Even if we wanted to see the end of suburbia… this would require the rebuilding of entire urban regions – a task that might take a century even if it were affordable or politically possible.
The difficulty of the task can be seen in the glacial rate of progress in the two decades since ideas like new urbanism and the compact city became dominant among planners. The amount of new housing that has been built in accordance with these ideas is vanishingly small, but more importantly, there is little reliable evidence that it has produced any appreciable reduction in automobile use. The slide shows look great, but where are the data on mode share? The new urbanist solution risks becoming like the new religion lampooned by G.K. Chesterton back in the 1920s: ‘it only manages to remain as the New Religion by always coming tomorrow and never today.’

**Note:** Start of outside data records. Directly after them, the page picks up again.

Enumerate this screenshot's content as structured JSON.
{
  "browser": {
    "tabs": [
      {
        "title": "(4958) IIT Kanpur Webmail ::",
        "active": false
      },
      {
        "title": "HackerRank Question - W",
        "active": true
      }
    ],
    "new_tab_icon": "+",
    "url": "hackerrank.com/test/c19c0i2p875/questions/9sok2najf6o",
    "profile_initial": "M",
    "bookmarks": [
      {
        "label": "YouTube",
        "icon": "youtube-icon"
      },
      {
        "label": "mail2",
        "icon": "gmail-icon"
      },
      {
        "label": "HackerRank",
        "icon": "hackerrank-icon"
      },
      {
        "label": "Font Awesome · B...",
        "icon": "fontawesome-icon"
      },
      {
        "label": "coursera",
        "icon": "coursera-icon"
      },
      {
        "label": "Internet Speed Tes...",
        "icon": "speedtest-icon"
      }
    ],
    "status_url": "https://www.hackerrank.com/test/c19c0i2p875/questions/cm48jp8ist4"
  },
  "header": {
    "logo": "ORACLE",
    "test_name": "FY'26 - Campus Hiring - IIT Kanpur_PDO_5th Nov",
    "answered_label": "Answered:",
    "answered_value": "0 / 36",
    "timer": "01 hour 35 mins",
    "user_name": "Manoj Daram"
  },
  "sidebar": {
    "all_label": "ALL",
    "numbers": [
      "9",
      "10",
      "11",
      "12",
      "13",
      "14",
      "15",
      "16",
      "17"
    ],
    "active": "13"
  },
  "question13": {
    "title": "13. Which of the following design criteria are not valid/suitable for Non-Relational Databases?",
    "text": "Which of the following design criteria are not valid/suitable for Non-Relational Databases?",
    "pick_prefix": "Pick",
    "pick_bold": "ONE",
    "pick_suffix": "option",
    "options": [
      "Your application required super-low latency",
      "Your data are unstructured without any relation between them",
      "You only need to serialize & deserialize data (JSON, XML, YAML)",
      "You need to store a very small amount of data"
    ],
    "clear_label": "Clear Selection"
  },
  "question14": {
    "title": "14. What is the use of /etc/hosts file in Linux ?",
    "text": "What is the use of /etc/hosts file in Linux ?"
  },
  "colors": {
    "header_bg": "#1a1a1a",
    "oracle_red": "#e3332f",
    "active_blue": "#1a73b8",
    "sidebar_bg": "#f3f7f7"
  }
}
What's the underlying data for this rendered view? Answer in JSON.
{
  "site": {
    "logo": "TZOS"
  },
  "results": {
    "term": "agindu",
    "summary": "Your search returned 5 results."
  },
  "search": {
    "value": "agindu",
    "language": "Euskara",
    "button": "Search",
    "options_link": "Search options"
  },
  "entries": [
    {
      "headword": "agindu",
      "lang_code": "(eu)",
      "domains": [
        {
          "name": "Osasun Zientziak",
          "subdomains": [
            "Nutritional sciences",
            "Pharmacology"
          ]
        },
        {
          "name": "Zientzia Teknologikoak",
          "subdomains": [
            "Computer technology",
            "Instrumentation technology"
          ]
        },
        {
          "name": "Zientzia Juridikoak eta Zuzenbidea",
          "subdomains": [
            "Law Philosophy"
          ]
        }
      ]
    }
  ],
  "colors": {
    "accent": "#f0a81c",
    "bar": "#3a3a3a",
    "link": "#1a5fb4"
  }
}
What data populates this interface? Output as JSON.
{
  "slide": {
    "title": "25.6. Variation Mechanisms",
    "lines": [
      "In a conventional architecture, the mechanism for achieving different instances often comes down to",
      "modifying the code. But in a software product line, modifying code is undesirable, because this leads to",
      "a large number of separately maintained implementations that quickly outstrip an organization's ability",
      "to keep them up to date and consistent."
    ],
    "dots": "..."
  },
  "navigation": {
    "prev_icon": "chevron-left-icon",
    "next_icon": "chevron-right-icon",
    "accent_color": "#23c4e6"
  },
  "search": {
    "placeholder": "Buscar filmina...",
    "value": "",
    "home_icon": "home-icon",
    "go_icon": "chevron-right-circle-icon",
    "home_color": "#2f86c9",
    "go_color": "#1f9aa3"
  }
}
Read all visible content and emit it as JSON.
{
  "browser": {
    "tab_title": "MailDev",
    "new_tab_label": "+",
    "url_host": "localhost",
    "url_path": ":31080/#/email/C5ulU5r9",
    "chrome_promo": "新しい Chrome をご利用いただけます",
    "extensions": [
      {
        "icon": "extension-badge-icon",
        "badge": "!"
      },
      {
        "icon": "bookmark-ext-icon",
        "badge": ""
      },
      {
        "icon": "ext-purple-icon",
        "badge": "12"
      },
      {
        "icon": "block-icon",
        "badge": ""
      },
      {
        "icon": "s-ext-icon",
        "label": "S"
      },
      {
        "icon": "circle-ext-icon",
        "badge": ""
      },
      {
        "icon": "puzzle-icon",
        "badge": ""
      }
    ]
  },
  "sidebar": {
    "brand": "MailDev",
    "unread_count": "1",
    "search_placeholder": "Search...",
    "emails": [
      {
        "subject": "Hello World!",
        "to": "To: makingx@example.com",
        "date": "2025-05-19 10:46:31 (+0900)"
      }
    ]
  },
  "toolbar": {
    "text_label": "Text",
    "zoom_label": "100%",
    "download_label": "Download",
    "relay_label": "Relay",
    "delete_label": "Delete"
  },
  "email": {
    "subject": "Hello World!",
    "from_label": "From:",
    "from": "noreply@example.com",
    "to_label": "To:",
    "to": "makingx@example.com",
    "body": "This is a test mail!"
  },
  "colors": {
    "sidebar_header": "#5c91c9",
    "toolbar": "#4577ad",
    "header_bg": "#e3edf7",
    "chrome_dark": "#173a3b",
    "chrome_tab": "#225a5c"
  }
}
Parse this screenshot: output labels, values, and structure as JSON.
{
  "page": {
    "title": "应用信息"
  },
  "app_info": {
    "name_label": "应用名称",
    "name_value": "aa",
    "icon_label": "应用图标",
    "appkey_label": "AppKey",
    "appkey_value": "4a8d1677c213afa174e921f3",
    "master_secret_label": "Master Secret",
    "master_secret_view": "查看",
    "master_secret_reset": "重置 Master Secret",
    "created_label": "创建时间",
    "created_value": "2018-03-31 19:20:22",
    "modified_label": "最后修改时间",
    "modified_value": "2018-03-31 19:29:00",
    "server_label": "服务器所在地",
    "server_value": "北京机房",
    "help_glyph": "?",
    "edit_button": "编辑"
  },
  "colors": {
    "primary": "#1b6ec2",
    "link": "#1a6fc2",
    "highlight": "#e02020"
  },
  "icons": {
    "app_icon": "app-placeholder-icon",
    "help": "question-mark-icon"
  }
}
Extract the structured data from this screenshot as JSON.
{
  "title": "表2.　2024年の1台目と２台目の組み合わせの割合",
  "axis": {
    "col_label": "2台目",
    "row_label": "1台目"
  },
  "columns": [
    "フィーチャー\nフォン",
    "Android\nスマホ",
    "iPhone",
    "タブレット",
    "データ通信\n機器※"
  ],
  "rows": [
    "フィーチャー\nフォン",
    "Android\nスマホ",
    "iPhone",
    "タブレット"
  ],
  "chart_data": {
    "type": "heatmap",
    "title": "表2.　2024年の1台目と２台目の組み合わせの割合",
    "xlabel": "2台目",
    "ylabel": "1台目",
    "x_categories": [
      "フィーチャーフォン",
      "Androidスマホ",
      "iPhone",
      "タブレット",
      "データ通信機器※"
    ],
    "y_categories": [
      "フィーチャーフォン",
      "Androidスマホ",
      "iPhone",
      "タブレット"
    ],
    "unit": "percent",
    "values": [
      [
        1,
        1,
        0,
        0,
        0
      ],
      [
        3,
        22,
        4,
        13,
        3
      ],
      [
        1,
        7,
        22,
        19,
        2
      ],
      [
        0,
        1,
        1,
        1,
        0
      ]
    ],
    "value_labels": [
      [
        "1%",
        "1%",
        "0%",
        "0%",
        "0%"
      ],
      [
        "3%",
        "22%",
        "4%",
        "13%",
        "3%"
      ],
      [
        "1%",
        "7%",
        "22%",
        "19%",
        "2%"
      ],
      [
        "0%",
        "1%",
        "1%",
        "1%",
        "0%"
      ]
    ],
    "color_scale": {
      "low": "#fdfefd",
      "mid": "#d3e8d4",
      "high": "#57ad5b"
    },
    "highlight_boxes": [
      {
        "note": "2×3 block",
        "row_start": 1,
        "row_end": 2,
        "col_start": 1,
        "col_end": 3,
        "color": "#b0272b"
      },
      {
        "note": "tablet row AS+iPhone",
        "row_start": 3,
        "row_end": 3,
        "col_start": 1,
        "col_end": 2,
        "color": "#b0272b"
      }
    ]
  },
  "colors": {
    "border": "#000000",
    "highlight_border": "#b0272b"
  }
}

Just to make the point clear – Mees does not advocate for sprawl and does not say that urban form has no influence on transportation outcomes. He notes that there certainly are things that land-use planners can do to encourage public transport use, as well as more walking and cycling. However, in the end it’s no match for actually doing the immediate job properly – and that’s planning transport the right way. And actually this is very good news for Auckland. While there are many reasons for Auckland to intensify around its transport corridors, and this will make a difference in the longer term, Mees’s argument is that we don’t have to wait 30 years to have decent public transport if we sort out how to plan it properly. Our relatively low population density does not mean that we’re destined to have poor public transport. Density is not destiny.
There is certainly more to come!